(Web page and app entries)
___

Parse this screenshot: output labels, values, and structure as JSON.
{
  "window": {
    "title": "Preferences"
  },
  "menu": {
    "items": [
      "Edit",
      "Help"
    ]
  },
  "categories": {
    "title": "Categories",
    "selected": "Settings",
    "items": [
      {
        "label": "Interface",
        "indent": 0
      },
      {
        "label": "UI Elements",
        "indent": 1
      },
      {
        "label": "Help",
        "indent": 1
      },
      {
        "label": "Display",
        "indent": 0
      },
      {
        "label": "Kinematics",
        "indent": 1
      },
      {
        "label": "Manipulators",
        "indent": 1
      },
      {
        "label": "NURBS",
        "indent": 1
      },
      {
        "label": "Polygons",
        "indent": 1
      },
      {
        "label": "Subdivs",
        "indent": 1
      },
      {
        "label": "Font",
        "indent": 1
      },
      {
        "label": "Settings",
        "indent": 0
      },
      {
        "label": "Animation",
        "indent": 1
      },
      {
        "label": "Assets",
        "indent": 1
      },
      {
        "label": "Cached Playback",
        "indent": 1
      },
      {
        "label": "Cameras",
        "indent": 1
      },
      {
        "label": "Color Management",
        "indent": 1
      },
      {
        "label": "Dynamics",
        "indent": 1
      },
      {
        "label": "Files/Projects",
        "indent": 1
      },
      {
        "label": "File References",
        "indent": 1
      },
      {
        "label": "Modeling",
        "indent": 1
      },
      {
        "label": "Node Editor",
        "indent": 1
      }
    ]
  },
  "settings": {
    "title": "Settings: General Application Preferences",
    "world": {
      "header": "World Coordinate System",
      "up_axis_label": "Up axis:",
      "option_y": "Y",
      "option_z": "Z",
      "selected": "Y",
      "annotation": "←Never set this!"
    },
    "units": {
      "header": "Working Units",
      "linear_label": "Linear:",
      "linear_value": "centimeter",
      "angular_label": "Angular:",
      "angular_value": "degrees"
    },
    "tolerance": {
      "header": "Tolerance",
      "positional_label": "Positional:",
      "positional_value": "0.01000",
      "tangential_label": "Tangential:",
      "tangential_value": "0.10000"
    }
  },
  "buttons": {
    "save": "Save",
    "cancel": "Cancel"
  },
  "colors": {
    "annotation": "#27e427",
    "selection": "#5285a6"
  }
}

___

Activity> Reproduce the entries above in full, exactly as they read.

Exercise answer>
Parse this screenshot: output labels, values, and structure as JSON.
{
  "window": {
    "title": "Preferences"
  },
  "menu": {
    "items": [
      "Edit",
      "Help"
    ]
  },
  "categories": {
    "title": "Categories",
    "selected": "Settings",
    "items": [
      {
        "label": "Interface",
        "indent": 0
      },
      {
        "label": "UI Elements",
        "indent": 1
      },
      {
        "label": "Help",
        "indent": 1
      },
      {
        "label": "Display",
        "indent": 0
      },
      {
        "label": "Kinematics",
        "indent": 1
      },
      {
        "label": "Manipulators",
        "indent": 1
      },
      {
        "label": "NURBS",
        "indent": 1
      },
      {
        "label": "Polygons",
        "indent": 1
      },
      {
        "label": "Subdivs",
        "indent": 1
      },
      {
        "label": "Font",
        "indent": 1
      },
      {
        "label": "Settings",
        "indent": 0
      },
      {
        "label": "Animation",
        "indent": 1
      },
      {
        "label": "Assets",
        "indent": 1
      },
      {
        "label": "Cached Playback",
        "indent": 1
      },
      {
        "label": "Cameras",
        "indent": 1
      },
      {
        "label": "Color Management",
        "indent": 1
      },
      {
        "label": "Dynamics",
        "indent": 1
      },
      {
        "label": "Files/Projects",
        "indent": 1
      },
      {
        "label": "File References",
        "indent": 1
      },
      {
        "label": "Modeling",
        "indent": 1
      },
      {
        "label": "Node Editor",
        "indent": 1
      }
    ]
  },
  "settings": {
    "title": "Settings: General Application Preferences",
    "world": {
      "header": "World Coordinate System",
      "up_axis_label": "Up axis:",
      "option_y": "Y",
      "option_z": "Z",
      "selected": "Y",
      "annotation": "←Never set this!"
    },
    "units": {
      "header": "Working Units",
      "linear_label": "Linear:",
      "linear_value": "centimeter",
      "angular_label": "Angular:",
      "angular_value": "degrees"
    },
    "tolerance": {
      "header": "Tolerance",
      "positional_label": "Positional:",
      "positional_value": "0.01000",
      "tangential_label": "Tangential:",
      "tangential_value": "0.10000"
    }
  },
  "buttons": {
    "save": "Save",
    "cancel": "Cancel"
  },
  "colors": {
    "annotation": "#27e427",
    "selection": "#5285a6"
  }
}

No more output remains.